### SOURCE DATA
────────
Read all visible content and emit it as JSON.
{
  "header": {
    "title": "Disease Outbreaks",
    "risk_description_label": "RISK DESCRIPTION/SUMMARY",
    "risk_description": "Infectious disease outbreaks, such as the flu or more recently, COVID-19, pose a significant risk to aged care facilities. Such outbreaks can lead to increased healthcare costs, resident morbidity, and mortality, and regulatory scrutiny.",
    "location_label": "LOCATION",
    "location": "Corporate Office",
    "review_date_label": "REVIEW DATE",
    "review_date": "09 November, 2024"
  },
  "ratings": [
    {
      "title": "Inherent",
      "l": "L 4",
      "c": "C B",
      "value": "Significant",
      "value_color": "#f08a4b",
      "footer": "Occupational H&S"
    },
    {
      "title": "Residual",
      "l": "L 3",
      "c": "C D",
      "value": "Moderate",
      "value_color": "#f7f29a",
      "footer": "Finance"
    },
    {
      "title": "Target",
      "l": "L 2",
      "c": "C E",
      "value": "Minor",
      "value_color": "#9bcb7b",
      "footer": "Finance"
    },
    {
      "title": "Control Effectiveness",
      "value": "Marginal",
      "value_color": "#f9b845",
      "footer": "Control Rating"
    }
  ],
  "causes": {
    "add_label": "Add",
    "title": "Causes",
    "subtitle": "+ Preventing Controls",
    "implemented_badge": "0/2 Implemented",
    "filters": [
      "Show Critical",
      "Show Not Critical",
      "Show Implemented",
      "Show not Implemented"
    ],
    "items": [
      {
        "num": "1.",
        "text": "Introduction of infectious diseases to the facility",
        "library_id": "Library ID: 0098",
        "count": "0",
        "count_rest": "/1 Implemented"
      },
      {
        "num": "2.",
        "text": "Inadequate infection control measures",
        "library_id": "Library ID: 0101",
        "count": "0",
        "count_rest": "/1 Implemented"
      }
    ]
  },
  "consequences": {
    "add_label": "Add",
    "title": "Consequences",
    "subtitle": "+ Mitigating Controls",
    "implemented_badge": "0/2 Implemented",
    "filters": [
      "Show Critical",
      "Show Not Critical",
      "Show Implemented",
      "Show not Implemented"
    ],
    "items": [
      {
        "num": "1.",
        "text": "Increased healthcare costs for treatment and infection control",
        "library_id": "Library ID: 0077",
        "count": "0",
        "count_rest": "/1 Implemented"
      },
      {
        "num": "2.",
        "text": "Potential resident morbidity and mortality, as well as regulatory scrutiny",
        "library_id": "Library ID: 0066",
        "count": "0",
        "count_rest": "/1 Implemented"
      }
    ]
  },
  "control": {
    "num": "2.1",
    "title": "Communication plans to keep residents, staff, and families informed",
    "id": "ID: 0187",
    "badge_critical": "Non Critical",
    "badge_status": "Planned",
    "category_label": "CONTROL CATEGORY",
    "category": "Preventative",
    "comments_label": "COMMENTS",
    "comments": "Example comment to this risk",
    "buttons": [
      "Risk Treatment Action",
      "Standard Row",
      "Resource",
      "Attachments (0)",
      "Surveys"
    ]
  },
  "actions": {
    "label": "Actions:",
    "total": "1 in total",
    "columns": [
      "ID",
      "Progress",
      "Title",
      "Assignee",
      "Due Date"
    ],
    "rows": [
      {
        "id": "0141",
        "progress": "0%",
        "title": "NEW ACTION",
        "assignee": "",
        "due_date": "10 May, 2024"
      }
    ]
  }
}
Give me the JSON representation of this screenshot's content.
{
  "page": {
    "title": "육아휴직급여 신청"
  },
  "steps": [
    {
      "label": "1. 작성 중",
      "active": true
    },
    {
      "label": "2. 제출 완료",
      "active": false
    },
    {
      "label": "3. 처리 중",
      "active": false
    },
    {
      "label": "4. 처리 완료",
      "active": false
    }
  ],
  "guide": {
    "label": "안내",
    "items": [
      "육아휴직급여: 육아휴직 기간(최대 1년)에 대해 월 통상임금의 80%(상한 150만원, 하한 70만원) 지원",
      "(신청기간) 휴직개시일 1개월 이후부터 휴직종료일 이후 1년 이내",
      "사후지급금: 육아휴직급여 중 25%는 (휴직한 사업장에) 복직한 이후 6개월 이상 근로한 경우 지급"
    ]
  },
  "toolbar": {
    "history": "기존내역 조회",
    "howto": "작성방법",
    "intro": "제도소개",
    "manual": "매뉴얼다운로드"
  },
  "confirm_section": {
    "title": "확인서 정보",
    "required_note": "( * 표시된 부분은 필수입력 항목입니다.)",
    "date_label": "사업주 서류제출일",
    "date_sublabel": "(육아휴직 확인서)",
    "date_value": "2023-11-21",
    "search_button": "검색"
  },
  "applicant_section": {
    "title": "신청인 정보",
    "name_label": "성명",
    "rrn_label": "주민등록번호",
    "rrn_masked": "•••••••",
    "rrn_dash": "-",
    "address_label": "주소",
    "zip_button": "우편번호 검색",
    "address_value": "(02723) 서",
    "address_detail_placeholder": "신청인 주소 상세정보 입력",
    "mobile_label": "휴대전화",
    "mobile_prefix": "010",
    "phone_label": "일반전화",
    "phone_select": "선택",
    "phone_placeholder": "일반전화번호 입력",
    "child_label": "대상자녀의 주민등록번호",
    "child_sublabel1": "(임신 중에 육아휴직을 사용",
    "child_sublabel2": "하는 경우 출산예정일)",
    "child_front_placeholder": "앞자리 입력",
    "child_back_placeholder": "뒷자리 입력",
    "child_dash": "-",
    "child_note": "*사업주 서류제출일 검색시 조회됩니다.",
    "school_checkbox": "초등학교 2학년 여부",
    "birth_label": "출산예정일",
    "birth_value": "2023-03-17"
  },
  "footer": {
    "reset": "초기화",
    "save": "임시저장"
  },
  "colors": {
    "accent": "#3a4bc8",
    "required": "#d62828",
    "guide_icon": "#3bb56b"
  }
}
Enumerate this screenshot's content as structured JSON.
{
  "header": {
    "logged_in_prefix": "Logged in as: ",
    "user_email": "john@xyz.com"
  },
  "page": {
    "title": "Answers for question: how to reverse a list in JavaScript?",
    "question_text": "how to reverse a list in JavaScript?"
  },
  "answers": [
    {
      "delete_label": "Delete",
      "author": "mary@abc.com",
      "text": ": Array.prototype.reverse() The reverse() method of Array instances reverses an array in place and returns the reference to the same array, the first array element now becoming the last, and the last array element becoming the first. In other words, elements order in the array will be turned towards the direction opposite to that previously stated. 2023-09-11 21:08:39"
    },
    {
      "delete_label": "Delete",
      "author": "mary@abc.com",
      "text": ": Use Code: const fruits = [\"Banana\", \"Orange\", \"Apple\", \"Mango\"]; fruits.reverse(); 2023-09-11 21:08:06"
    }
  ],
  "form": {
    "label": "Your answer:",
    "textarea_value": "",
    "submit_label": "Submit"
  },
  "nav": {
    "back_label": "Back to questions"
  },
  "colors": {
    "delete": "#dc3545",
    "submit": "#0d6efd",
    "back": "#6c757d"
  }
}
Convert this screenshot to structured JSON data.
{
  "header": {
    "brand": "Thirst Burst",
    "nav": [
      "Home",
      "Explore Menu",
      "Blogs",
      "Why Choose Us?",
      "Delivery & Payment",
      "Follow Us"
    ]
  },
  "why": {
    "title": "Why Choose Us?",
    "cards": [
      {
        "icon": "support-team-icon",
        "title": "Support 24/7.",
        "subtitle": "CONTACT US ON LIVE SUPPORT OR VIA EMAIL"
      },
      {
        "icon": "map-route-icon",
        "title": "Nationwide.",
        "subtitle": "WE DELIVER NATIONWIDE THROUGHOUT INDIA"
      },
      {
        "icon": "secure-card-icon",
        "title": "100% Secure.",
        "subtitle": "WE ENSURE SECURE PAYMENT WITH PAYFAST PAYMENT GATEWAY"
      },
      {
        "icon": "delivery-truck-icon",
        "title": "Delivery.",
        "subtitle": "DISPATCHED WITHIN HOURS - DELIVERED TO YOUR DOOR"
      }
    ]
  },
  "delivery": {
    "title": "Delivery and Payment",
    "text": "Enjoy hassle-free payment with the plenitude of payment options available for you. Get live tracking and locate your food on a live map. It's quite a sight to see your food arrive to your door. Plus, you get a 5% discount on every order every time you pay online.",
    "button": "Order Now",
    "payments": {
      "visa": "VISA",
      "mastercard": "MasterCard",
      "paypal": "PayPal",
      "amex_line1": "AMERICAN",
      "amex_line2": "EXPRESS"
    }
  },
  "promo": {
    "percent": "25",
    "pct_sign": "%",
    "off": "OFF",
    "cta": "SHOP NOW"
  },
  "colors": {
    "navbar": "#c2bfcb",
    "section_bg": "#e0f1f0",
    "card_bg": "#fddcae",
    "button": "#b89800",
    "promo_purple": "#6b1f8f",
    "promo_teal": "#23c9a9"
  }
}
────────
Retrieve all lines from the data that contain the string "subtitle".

### WRITTEN SOLUTION
    "subtitle": "+ Preventing Controls",
    "subtitle": "+ Mitigating Controls",
        "subtitle": "CONTACT US ON LIVE SUPPORT OR VIA EMAIL"
        "subtitle": "WE DELIVER NATIONWIDE THROUGHOUT INDIA"
        "subtitle": "WE ENSURE SECURE PAYMENT WITH PAYFAST PAYMENT GATEWAY"
        "subtitle": "DISPATCHED WITHIN HOURS - DELIVERED TO YOUR DOOR"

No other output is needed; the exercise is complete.